When Objects talk to us: Intelligent Networks of the Future

»The Internet of Things will be a Megatrend over the Next Few Years. A Huge World will bloom.«, Henri Kretschmer, CEO Virtenio GmbH

Foto: Volker Döring

Bananas are sensitive fruits. During their transportation from South America to Germany, they need cool temperatures and an ideal environment. Otherwise, they will be mushy when they arrive.

Virtenio is offering one solution for this problem using wireless miniature computers, which analyze the temperature and the air in the existing environment. The shipping agency is continuously notified by satellite. They can take corrective action in case of doubt. This is only one example for general area of use for the basic technology from Virtenio.

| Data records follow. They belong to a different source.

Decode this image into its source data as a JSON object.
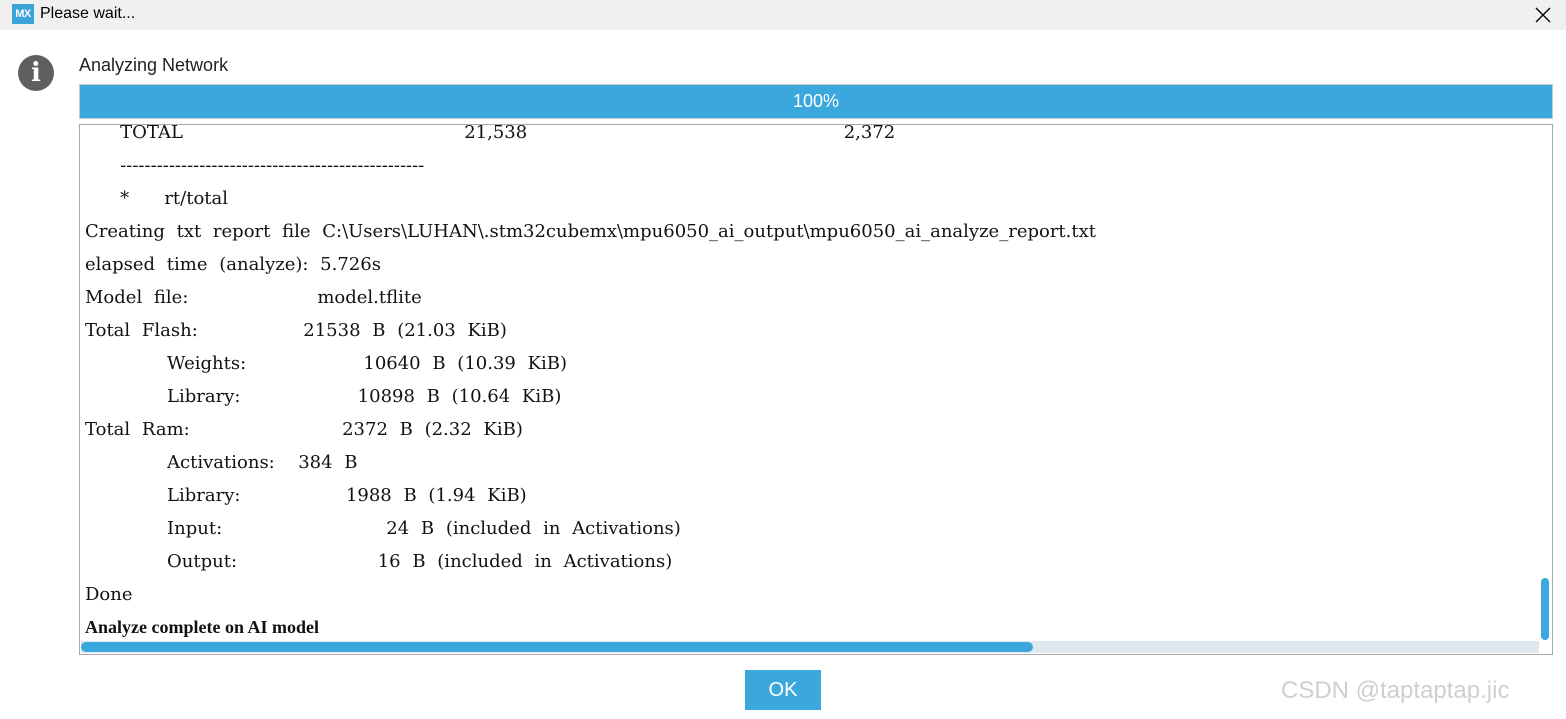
{
  "window": {
    "logo_text": "MX",
    "title": "Please wait...",
    "close_glyph": "×"
  },
  "dialog": {
    "info_icon_glyph": "i",
    "heading": "Analyzing Network",
    "progress_percent": 100,
    "progress_label": "100%",
    "ok_label": "OK"
  },
  "log": {
    "lines": [
      "   TOTAL                        21,538                           2,372",
      "   --------------------------------------------------",
      "   *   rt/total",
      "Creating txt report file C:\\Users\\LUHAN\\.stm32cubemx\\mpu6050_ai_output\\mpu6050_ai_analyze_report.txt",
      "elapsed time (analyze): 5.726s",
      "Model file:           model.tflite",
      "Total Flash:         21538 B (21.03 KiB)",
      "       Weights:          10640 B (10.39 KiB)",
      "       Library:          10898 B (10.64 KiB)",
      "Total Ram:             2372 B (2.32 KiB)",
      "       Activations:  384 B",
      "       Library:         1988 B (1.94 KiB)",
      "       Input:              24 B (included in Activations)",
      "       Output:            16 B (included in Activations)",
      "Done",
      "Analyze complete on AI model"
    ],
    "bold_line_index": 15,
    "vertical_scroll_fraction": 1.0,
    "horizontal_scroll_fraction": 0.0
  },
  "watermark": "CSDN @taptaptap.jic",
  "colors": {
    "accent": "#3ba8dd",
    "titlebar": "#f0f0f0",
    "info_icon": "#5f5f5f"
  }
}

These small, powerful and energy-efficient computers are no larger than a matchbox. They communicate and network with each other using radio signals. Custom programmed software make their application easier.

In the future, not only machine will be able to exchange information in this manner, but all the things of everyday life. “The Internet of things will be a megatrend over the next decades. A huge world will bloom. This means that everything will communicate with everything else. Refridgerators that write shopping lists, cars that find parking spaces on their own or intelligent flower pots that tell us, when we should water them are conceivable”, says Henri Kretschmer, founder.

Since 2005, this engineer for technical information technology has been studying this new-to-Germany issue of wireless information distribution and transfer, which he has discovered for himself as a scientific employee of the Technische Universität of Berlin (TU). At that time, he was working with networks for automating buildings.

Specifically, this includes devices that determine and control heat consumption, without anyone having to actually enter the residences. “An extremely large market”, indicates Kretschmer.

By chance, Kretschmer provided guidance to two diploma candidates, who were researching the field of sensor nodes and the software appropriate to them. Together with Torsten Hüter and Stefan Ziegler, Kretschmer developed the innovative miniature computer and, with it, laid the foundation for the establishment of the company. “The startup services of the TU Berlin and the Exist stipend from the Federal Ministry of Science were very important in helping to make our company independent”, reports Thomas Henn, who supplements the engineering team as a salesperson. Virtenio is located in Charlottenburg’s Innovation Centrum, CHIC. “We were looking for offices close to the TU, because working in a creative and innovative environment was important for us.

In addition, it is centrally located and a lot happens in CHIC, new things are being created.“ and is the right place for Virtenio to re-design the future.

Kluge Köpfe 2011